Collected data entries
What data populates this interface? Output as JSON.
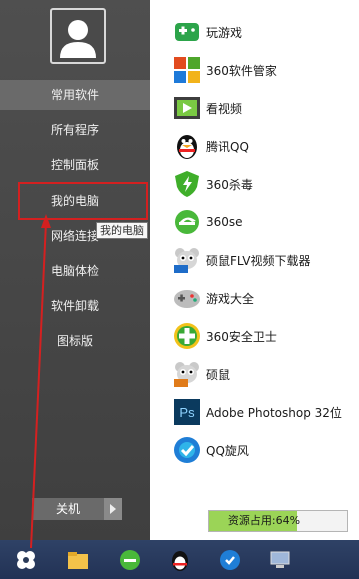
{
  "sidebar": {
    "items": [
      {
        "label": "常用软件"
      },
      {
        "label": "所有程序"
      },
      {
        "label": "控制面板"
      },
      {
        "label": "我的电脑"
      },
      {
        "label": "网络连接"
      },
      {
        "label": "电脑体检"
      },
      {
        "label": "软件卸载"
      },
      {
        "label": "图标版"
      }
    ],
    "tooltip": "我的电脑",
    "shutdown_label": "关机"
  },
  "apps": [
    {
      "label": "玩游戏",
      "icon": "gamepad-icon"
    },
    {
      "label": "360软件管家",
      "icon": "software-manager-icon"
    },
    {
      "label": "看视频",
      "icon": "video-icon"
    },
    {
      "label": "腾讯QQ",
      "icon": "qq-penguin-icon"
    },
    {
      "label": "360杀毒",
      "icon": "antivirus-shield-icon"
    },
    {
      "label": "360se",
      "icon": "browser-360se-icon"
    },
    {
      "label": "硕鼠FLV视频下载器",
      "icon": "mouse-downloader-icon"
    },
    {
      "label": "游戏大全",
      "icon": "game-collection-icon"
    },
    {
      "label": "360安全卫士",
      "icon": "security-guard-icon"
    },
    {
      "label": "硕鼠",
      "icon": "mouse-icon"
    },
    {
      "label": "Adobe Photoshop 32位",
      "icon": "photoshop-icon"
    },
    {
      "label": "QQ旋风",
      "icon": "qq-whirlwind-icon"
    }
  ],
  "resource": {
    "label": "资源占用:64%",
    "percent": 64
  },
  "taskbar": {
    "icons": [
      "start-icon",
      "file-explorer-icon",
      "browser-360se-icon",
      "qq-penguin-icon",
      "qq-whirlwind-icon",
      "computer-icon"
    ]
  },
  "colors": {
    "highlight": "#d42020",
    "accent": "#9bd457"
  }
}
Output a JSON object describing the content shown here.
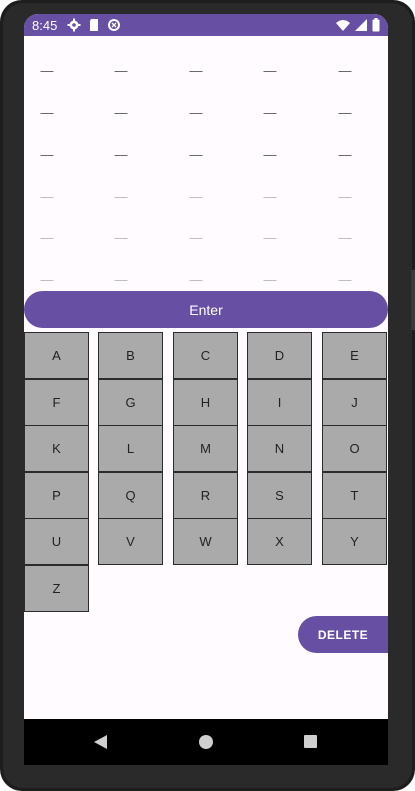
{
  "status_bar": {
    "time": "8:45",
    "left_icons": [
      "gear-icon",
      "sd-card-icon",
      "data-saver-icon"
    ],
    "right_icons": [
      "wifi-icon",
      "cell-signal-icon",
      "battery-icon"
    ],
    "background": "#6750a4"
  },
  "guess_grid": {
    "rows": [
      {
        "cells": [
          "—",
          "—",
          "—",
          "—",
          "—"
        ]
      },
      {
        "cells": [
          "—",
          "—",
          "—",
          "—",
          "—"
        ]
      },
      {
        "cells": [
          "—",
          "—",
          "—",
          "—",
          "—"
        ]
      },
      {
        "cells": [
          "—",
          "—",
          "—",
          "—",
          "—"
        ]
      },
      {
        "cells": [
          "—",
          "—",
          "—",
          "—",
          "—"
        ]
      },
      {
        "cells": [
          "—",
          "—",
          "—",
          "—",
          "—"
        ]
      }
    ]
  },
  "enter_button": {
    "label": "Enter"
  },
  "keyboard": {
    "keys": [
      "A",
      "B",
      "C",
      "D",
      "E",
      "F",
      "G",
      "H",
      "I",
      "J",
      "K",
      "L",
      "M",
      "N",
      "O",
      "P",
      "Q",
      "R",
      "S",
      "T",
      "U",
      "V",
      "W",
      "X",
      "Y",
      "Z"
    ]
  },
  "delete_button": {
    "label": "DELETE"
  },
  "nav_bar": {
    "icons": [
      "back-icon",
      "home-icon",
      "recents-icon"
    ]
  },
  "accent_color": "#6750a4"
}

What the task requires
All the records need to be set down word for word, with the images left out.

Response area
What data populates this interface? Output as JSON.
{
  "sidebar": {
    "items": [
      {
        "label": "常用软件"
      },
      {
        "label": "所有程序"
      },
      {
        "label": "控制面板"
      },
      {
        "label": "我的电脑"
      },
      {
        "label": "网络连接"
      },
      {
        "label": "电脑体检"
      },
      {
        "label": "软件卸载"
      },
      {
        "label": "图标版"
      }
    ],
    "tooltip": "我的电脑",
    "shutdown_label": "关机"
  },
  "apps": [
    {
      "label": "玩游戏",
      "icon": "gamepad-icon"
    },
    {
      "label": "360软件管家",
      "icon": "software-manager-icon"
    },
    {
      "label": "看视频",
      "icon": "video-icon"
    },
    {
      "label": "腾讯QQ",
      "icon": "qq-penguin-icon"
    },
    {
      "label": "360杀毒",
      "icon": "antivirus-shield-icon"
    },
    {
      "label": "360se",
      "icon": "browser-360se-icon"
    },
    {
      "label": "硕鼠FLV视频下载器",
      "icon": "mouse-downloader-icon"
    },
    {
      "label": "游戏大全",
      "icon": "game-collection-icon"
    },
    {
      "label": "360安全卫士",
      "icon": "security-guard-icon"
    },
    {
      "label": "硕鼠",
      "icon": "mouse-icon"
    },
    {
      "label": "Adobe Photoshop 32位",
      "icon": "photoshop-icon"
    },
    {
      "label": "QQ旋风",
      "icon": "qq-whirlwind-icon"
    }
  ],
  "resource": {
    "label": "资源占用:64%",
    "percent": 64
  },
  "taskbar": {
    "icons": [
      "start-icon",
      "file-explorer-icon",
      "browser-360se-icon",
      "qq-penguin-icon",
      "qq-whirlwind-icon",
      "computer-icon"
    ]
  },
  "colors": {
    "highlight": "#d42020",
    "accent": "#9bd457"
  }
}
Output a JSON object describing the content shown here.
{
  "status_bar": {
    "time": "8:45",
    "left_icons": [
      "gear-icon",
      "sd-card-icon",
      "data-saver-icon"
    ],
    "right_icons": [
      "wifi-icon",
      "cell-signal-icon",
      "battery-icon"
    ],
    "background": "#6750a4"
  },
  "guess_grid": {
    "rows": [
      {
        "cells": [
          "—",
          "—",
          "—",
          "—",
          "—"
        ]
      },
      {
        "cells": [
          "—",
          "—",
          "—",
          "—",
          "—"
        ]
      },
      {
        "cells": [
          "—",
          "—",
          "—",
          "—",
          "—"
        ]
      },
      {
        "cells": [
          "—",
          "—",
          "—",
          "—",
          "—"
        ]
      },
      {
        "cells": [
          "—",
          "—",
          "—",
          "—",
          "—"
        ]
      },
      {
        "cells": [
          "—",
          "—",
          "—",
          "—",
          "—"
        ]
      }
    ]
  },
  "enter_button": {
    "label": "Enter"
  },
  "keyboard": {
    "keys": [
      "A",
      "B",
      "C",
      "D",
      "E",
      "F",
      "G",
      "H",
      "I",
      "J",
      "K",
      "L",
      "M",
      "N",
      "O",
      "P",
      "Q",
      "R",
      "S",
      "T",
      "U",
      "V",
      "W",
      "X",
      "Y",
      "Z"
    ]
  },
  "delete_button": {
    "label": "DELETE"
  },
  "nav_bar": {
    "icons": [
      "back-icon",
      "home-icon",
      "recents-icon"
    ]
  },
  "accent_color": "#6750a4"
}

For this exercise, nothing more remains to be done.